Bella is desperate to go to ballet school, but there just isn’t any spare cash to pay for it. Bella, however is determined and saves hard to acquire the tutu and shoes she needs. She is also given a magical music box with a dancing ballerina by the mysterious lady in the charity shop. The dancing ballerina inside coaches Bella until she is ready for the talent competition. But things don’t go as the reader may predict – and this is my favourite part of the story. In a time when talent shows are seen as THE way to achieve success, it’s heartening to have a story where hard work and practice are the virtues that get rewarded. In turn, Bella passes on the magical musical box to a dance obsessed boy – another nice twist in this engaging tale.

The story uses alliteration to very good effect, for example, Bella does the cha-cha-cha to the charity shop. There is also a range of descriptive vocabulary which will open up inference questions; when Bella trudges to the charity shop or bites her lip, how is she feeling? The illustrations also open up questions to be explored…just who is the woman from the charity shop?!  This is a sweet tale which emphasises how hard work is what will ultimately help you achieve your dreams.

ER-The-Spooky-Sleepover-Cover-LR-RGB-JPEG-731x1024Finally we have “The Spooky Sleepover” by Elizabeth Dale, illustrated by Steve Wood. I was particularly taken with the monochrome illustrations in this book, which seem to bridge between all colour picture books and an illustrated story.

Summer can’t wait to show off her new house to her friends, and nothing, including spooky noises and a mysterious cat, is going to stop the four girls from having fun! Ella is not so sure about the spooky goings on, but her friends are so reassuring that even she takes part in the midnight ghost hunt. The next day the four friends make a surprise discovery, with an even more surprising ending.

This story manages the balance between being scary but not TOO scary very well indeed! The lovely black and white illustrations work well, as the girls explore the night-time house, where every sound is different to the familiar day time world. I also like the way the girls are not reacting in a stereotypical way to the spooky noises and goings on. Summer has a practical explanation for each occurrence, and they all positively relish the idea of holidays spent looking for ghosts! The story builds gently to the final reveal, but still leaves enough room for discussion about what really happened.

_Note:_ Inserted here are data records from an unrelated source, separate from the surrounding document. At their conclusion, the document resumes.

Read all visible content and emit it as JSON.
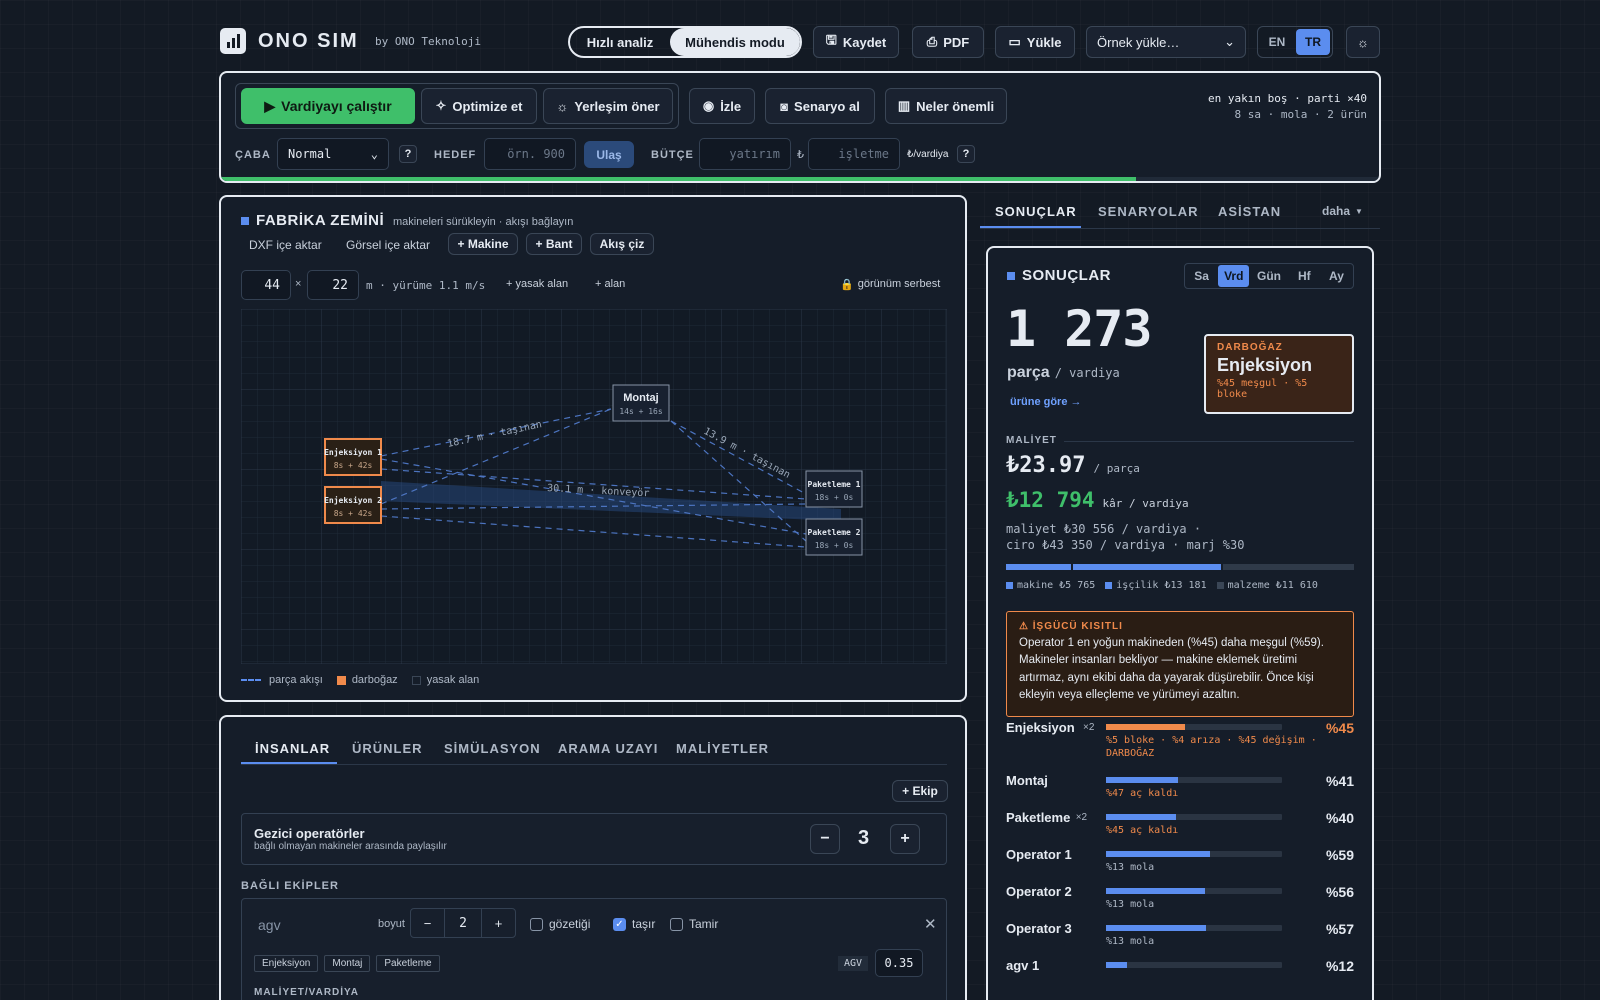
{
  "brand": {
    "name": "ONO SIM",
    "by": "by ONO Teknoloji"
  },
  "mode": {
    "quick": "Hızlı analiz",
    "engineer": "Mühendis modu"
  },
  "top": {
    "save": "Kaydet",
    "pdf": "PDF",
    "load": "Yükle",
    "example": "Örnek yükle…",
    "en": "EN",
    "tr": "TR"
  },
  "toolbar": {
    "run": "Vardiyayı çalıştır",
    "optimize": "Optimize et",
    "layout": "Yerleşim öner",
    "watch": "İzle",
    "snapshot": "Senaryo al",
    "matters": "Neler önemli",
    "info1": "en yakın boş · parti ×40",
    "info2": "8 sa · mola · 2 ürün",
    "progress": 0.79
  },
  "params": {
    "effort_label": "ÇABA",
    "effort": "Normal",
    "help": "?",
    "target_label": "HEDEF",
    "target_ph": "örn. 900",
    "reach": "Ulaş",
    "budget_label": "BÜTÇE",
    "invest_ph": "yatırım",
    "currency": "₺",
    "operate_ph": "işletme",
    "per_shift": "₺/vardiya"
  },
  "floor": {
    "title": "FABRİKA ZEMİNİ",
    "subtitle": "makineleri sürükleyin · akışı bağlayın",
    "dxf": "DXF içe aktar",
    "image": "Görsel içe aktar",
    "add_machine": "+ Makine",
    "add_belt": "+ Bant",
    "draw_flow": "Akış çiz",
    "width": "44",
    "x": "×",
    "height": "22",
    "walk": "m · yürüme 1.1 m/s",
    "forbidden": "+ yasak alan",
    "area": "+ alan",
    "view": "görünüm serbest",
    "machines": [
      {
        "name": "Enjeksiyon 1",
        "time": "8s + 42s"
      },
      {
        "name": "Enjeksiyon 2",
        "time": "8s + 42s"
      },
      {
        "name": "Montaj",
        "time": "14s + 16s"
      },
      {
        "name": "Paketleme 1",
        "time": "18s + 0s"
      },
      {
        "name": "Paketleme 2",
        "time": "18s + 0s"
      }
    ],
    "flows": [
      "18.7 m · taşınan",
      "13.9 m · taşınan",
      "30.1 m · konveyör"
    ],
    "legend": {
      "flow": "parça akışı",
      "bottleneck": "darboğaz",
      "forbidden": "yasak alan"
    }
  },
  "lower": {
    "tabs": [
      "İNSANLAR",
      "ÜRÜNLER",
      "SİMÜLASYON",
      "ARAMA UZAYI",
      "MALİYETLER"
    ],
    "add_team": "+ Ekip",
    "roaming_title": "Gezici operatörler",
    "roaming_sub": "bağlı olmayan makineler arasında paylaşılır",
    "roaming_count": "3",
    "minus": "−",
    "plus": "+",
    "teams_label": "BAĞLI EKİPLER",
    "team_name": "agv",
    "size_label": "boyut",
    "size": "2",
    "supervise": "gözetiği",
    "carry": "taşır",
    "repair": "Tamir",
    "chips": [
      "Enjeksiyon",
      "Montaj",
      "Paketleme"
    ],
    "agv": "AGV",
    "agv_val": "0.35",
    "cost_label": "MALİYET/VARDİYA"
  },
  "right": {
    "tabs": [
      "SONUÇLAR",
      "SENARYOLAR",
      "ASİSTAN"
    ],
    "more": "daha",
    "title": "SONUÇLAR",
    "periods": [
      "Sa",
      "Vrd",
      "Gün",
      "Hf",
      "Ay"
    ],
    "big": "1 273",
    "unit": "parça",
    "per": "/ vardiya",
    "by_product": "ürüne göre →",
    "bottleneck": {
      "label": "DARBOĞAZ",
      "name": "Enjeksiyon",
      "detail": "%45 meşgul · %5 bloke"
    },
    "cost_label": "MALİYET",
    "unit_cost": "₺23.97",
    "unit_cost_per": "/ parça",
    "profit": "₺12 794",
    "profit_per": "kâr / vardiya",
    "line1": "maliyet ₺30 556 / vardiya ·",
    "line2": "ciro ₺43 350 / vardiya · marj %30",
    "costbar": [
      {
        "name": "makine ₺5 765",
        "value": 5765,
        "color": "#5b8def"
      },
      {
        "name": "işçilik ₺13 181",
        "value": 13181,
        "color": "#5b8def"
      },
      {
        "name": "malzeme ₺11 610",
        "value": 11610,
        "color": "#2f3a49"
      }
    ],
    "warn": {
      "title": "⚠ İŞGÜCÜ KISITLI",
      "text": "Operator 1 en yoğun makineden (%45) daha meşgul (%59). Makineler insanları bekliyor — makine eklemek üretimi artırmaz, aynı ekibi daha da yayarak düşürebilir. Önce kişi ekleyin veya elleçleme ve yürümeyi azaltın."
    },
    "util": [
      {
        "name": "Enjeksiyon",
        "mult": "×2",
        "pct": "%45",
        "value": 0.45,
        "note": "%5 bloke · %4 arıza · %45 değişim · DARBOĞAZ",
        "hot": true
      },
      {
        "name": "Montaj",
        "mult": "",
        "pct": "%41",
        "value": 0.41,
        "note": "%47 aç kaldı",
        "hot": false
      },
      {
        "name": "Paketleme",
        "mult": "×2",
        "pct": "%40",
        "value": 0.4,
        "note": "%45 aç kaldı",
        "hot": false
      },
      {
        "name": "Operator 1",
        "mult": "",
        "pct": "%59",
        "value": 0.59,
        "note": "%13 mola",
        "hot": false
      },
      {
        "name": "Operator 2",
        "mult": "",
        "pct": "%56",
        "value": 0.56,
        "note": "%13 mola",
        "hot": false
      },
      {
        "name": "Operator 3",
        "mult": "",
        "pct": "%57",
        "value": 0.57,
        "note": "%13 mola",
        "hot": false
      },
      {
        "name": "agv 1",
        "mult": "",
        "pct": "%12",
        "value": 0.12,
        "note": "",
        "hot": false
      }
    ]
  }
}
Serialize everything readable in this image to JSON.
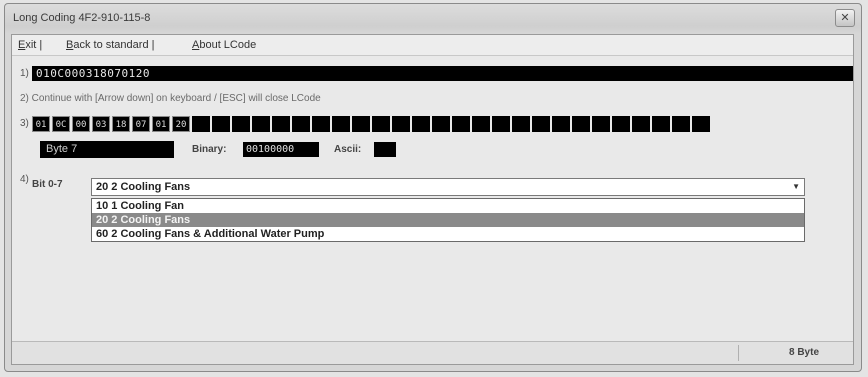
{
  "window": {
    "title": "Long Coding  4F2-910-115-8",
    "close_glyph": "✕"
  },
  "menu": [
    {
      "key": "E",
      "rest": "xit |"
    },
    {
      "key": "B",
      "rest": "ack to standard |"
    },
    {
      "key": "A",
      "rest": "bout LCode"
    }
  ],
  "step1": {
    "num": "1)",
    "code": "010C000318070120"
  },
  "step2": {
    "text": "2) Continue with [Arrow down] on keyboard / [ESC] will close LCode"
  },
  "step3": {
    "num": "3)",
    "bytes": [
      "01",
      "0C",
      "00",
      "03",
      "18",
      "07",
      "01",
      "20",
      "",
      "",
      "",
      "",
      "",
      "",
      "",
      "",
      "",
      "",
      "",
      "",
      "",
      "",
      "",
      "",
      "",
      "",
      "",
      "",
      "",
      "",
      "",
      "",
      "",
      ""
    ]
  },
  "byte_info": {
    "label": "Byte 7",
    "binary_label": "Binary:",
    "binary_value": "00100000",
    "ascii_label": "Ascii:"
  },
  "step4": {
    "num": "4)",
    "bit_label": "Bit 0-7",
    "selected": "20 2 Cooling Fans",
    "options": [
      "10 1 Cooling Fan",
      "20 2 Cooling Fans",
      "60 2 Cooling Fans & Additional Water Pump"
    ],
    "selected_index": 1
  },
  "status": {
    "size": "8 Byte"
  },
  "icons": {
    "dropdown_arrow": "chevron-down-icon",
    "close": "close-icon"
  }
}
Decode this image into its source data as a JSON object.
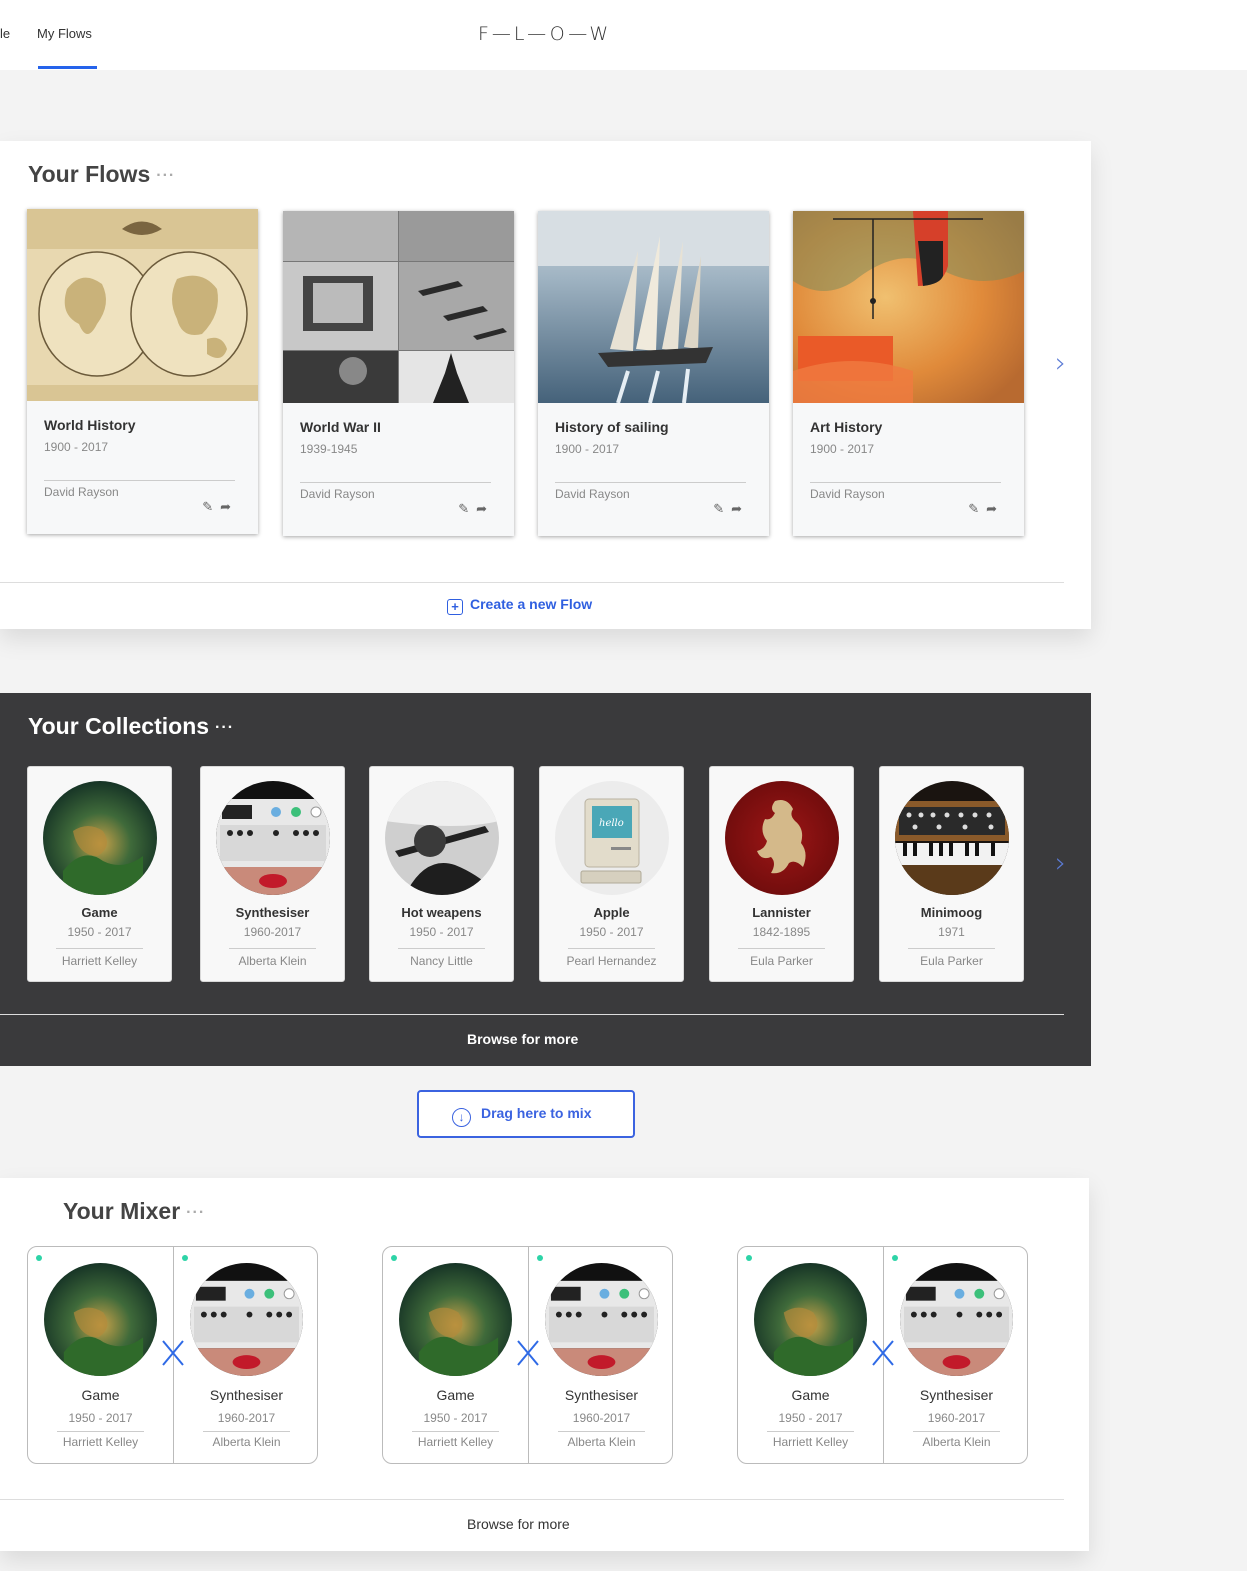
{
  "nav": {
    "prev_tab": "le",
    "active_tab": "My Flows",
    "logo": "F—L—O—W"
  },
  "flows": {
    "title": "Your Flows",
    "more": "···",
    "cards": [
      {
        "title": "World History",
        "dates": "1900 - 2017",
        "author": "David Rayson"
      },
      {
        "title": "World War II",
        "dates": "1939-1945",
        "author": "David Rayson"
      },
      {
        "title": "History of sailing",
        "dates": "1900 - 2017",
        "author": "David Rayson"
      },
      {
        "title": "Art History",
        "dates": "1900 - 2017",
        "author": "David Rayson"
      }
    ],
    "create_label": "Create a new Flow",
    "create_icon": "+"
  },
  "collections": {
    "title": "Your Collections",
    "more": "···",
    "cards": [
      {
        "title": "Game",
        "dates": "1950 - 2017",
        "author": "Harriett Kelley"
      },
      {
        "title": "Synthesiser",
        "dates": "1960-2017",
        "author": "Alberta Klein"
      },
      {
        "title": "Hot weapens",
        "dates": "1950 - 2017",
        "author": "Nancy Little"
      },
      {
        "title": "Apple",
        "dates": "1950 - 2017",
        "author": "Pearl Hernandez"
      },
      {
        "title": "Lannister",
        "dates": "1842-1895",
        "author": "Eula Parker"
      },
      {
        "title": "Minimoog",
        "dates": "1971",
        "author": "Eula Parker"
      }
    ],
    "browse_label": "Browse for more"
  },
  "drag": {
    "label": "Drag here to mix",
    "icon": "↓"
  },
  "mixer": {
    "title": "Your Mixer",
    "more": "···",
    "pairs": [
      {
        "left": {
          "title": "Game",
          "dates": "1950 - 2017",
          "author": "Harriett Kelley"
        },
        "right": {
          "title": "Synthesiser",
          "dates": "1960-2017",
          "author": "Alberta Klein"
        }
      },
      {
        "left": {
          "title": "Game",
          "dates": "1950 - 2017",
          "author": "Harriett Kelley"
        },
        "right": {
          "title": "Synthesiser",
          "dates": "1960-2017",
          "author": "Alberta Klein"
        }
      },
      {
        "left": {
          "title": "Game",
          "dates": "1950 - 2017",
          "author": "Harriett Kelley"
        },
        "right": {
          "title": "Synthesiser",
          "dates": "1960-2017",
          "author": "Alberta Klein"
        }
      }
    ],
    "browse_label": "Browse for more"
  },
  "icons": {
    "next": "chevron-right-icon",
    "edit": "pencil-icon",
    "share": "share-arrow-icon"
  },
  "colors": {
    "accent": "#2f5fe0",
    "dark_panel": "#3a3a3c",
    "status_dot": "#2dd4a7"
  }
}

All four of these new Gold Band books will give independent readers a challenge and support their writing skills too. Children who are writing at the greater depth standard are expected to “write effectively and coherently for different purposes, drawing on their reading to inform the vocabulary and grammar of their writing“. If these are the books they are reading, then they should be off to a great start.

©Chez l’abeille  2019

Disclaimer: I was provided with copies of the books by Maverick Books. I was not recompensed for this review and all views are my own.